Framework Convention on the Value of Cultural Heritage for Society (the Faro Convention) is first and foremost a convention about society, for society. It suggests that in the face of the present crisis relating to political representation, economic models and cultural identity, heritage provides answers by fostering
citizen participation, promoting itself as a
resource rooted in continuity and sustainability, and becoming a factor for
dialogue as a source of respect and social cohesion.
Broadening of the heritage concept in a human rights and democracy perspective suggests an interpretation of the Faro Convention which clarifies the idea of better “living together”. Three main working themes will be developed by the Council of Europe (action plan 2014-2015):
1. making the most of cultural diversity in order to generate a local and European citizenship;
2. taking integrated a action on the living environment and the quality of life in trying
out new economic models;
3. promoting democratic participation in order to influence policy-making and render it more legitimate and sustainable.
From this angle, the
conclusions of the joint European Union/Council of Europe
Marseilles Forum highlighted three initial reference notions related to the
social value of heritage (the action plan 2014-2015 will develop these further, as well as those related to the cultural and economic values of heritage):
a. Citizenship is based on a community, which is in turn based on a territory;

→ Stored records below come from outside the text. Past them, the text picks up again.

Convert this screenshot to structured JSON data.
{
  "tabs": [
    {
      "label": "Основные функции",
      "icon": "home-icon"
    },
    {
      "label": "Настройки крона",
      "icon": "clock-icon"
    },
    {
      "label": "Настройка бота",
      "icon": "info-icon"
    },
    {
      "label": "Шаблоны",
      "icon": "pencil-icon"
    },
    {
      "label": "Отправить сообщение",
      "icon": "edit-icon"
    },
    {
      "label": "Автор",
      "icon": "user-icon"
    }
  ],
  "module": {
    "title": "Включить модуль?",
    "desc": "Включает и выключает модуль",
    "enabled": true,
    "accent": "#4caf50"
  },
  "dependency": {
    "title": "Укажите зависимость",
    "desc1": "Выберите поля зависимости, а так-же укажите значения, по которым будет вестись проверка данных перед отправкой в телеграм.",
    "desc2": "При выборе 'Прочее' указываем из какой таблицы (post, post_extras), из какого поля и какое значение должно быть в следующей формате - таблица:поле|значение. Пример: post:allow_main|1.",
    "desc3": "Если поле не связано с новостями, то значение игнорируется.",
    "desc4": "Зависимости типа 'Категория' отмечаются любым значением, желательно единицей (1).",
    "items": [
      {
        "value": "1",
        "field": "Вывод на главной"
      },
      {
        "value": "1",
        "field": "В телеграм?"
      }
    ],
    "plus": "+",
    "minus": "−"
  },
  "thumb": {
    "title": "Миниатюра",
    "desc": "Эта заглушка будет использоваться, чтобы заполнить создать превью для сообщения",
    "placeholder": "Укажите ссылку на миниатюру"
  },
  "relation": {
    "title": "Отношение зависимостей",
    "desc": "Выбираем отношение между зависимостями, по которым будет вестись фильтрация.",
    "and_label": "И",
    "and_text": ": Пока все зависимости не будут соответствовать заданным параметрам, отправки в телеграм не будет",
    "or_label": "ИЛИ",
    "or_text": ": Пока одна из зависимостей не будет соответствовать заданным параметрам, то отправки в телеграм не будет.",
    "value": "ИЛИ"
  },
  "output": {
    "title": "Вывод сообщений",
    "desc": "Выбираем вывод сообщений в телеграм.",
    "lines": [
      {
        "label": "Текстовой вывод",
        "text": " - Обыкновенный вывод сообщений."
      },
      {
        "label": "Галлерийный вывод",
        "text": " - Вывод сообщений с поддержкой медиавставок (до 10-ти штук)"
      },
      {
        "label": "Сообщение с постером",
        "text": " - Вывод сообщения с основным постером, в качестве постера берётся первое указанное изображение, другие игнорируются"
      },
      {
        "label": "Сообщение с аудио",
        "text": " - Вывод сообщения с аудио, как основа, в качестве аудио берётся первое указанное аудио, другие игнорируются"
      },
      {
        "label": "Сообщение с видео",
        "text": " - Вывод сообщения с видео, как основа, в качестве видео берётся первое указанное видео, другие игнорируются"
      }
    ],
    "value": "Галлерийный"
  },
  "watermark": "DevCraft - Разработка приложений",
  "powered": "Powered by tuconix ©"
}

b. Social cohesion is newly founded on various modes of participation and involvement;
c. Local democracy reinforced by developing civil society’s capacities for action.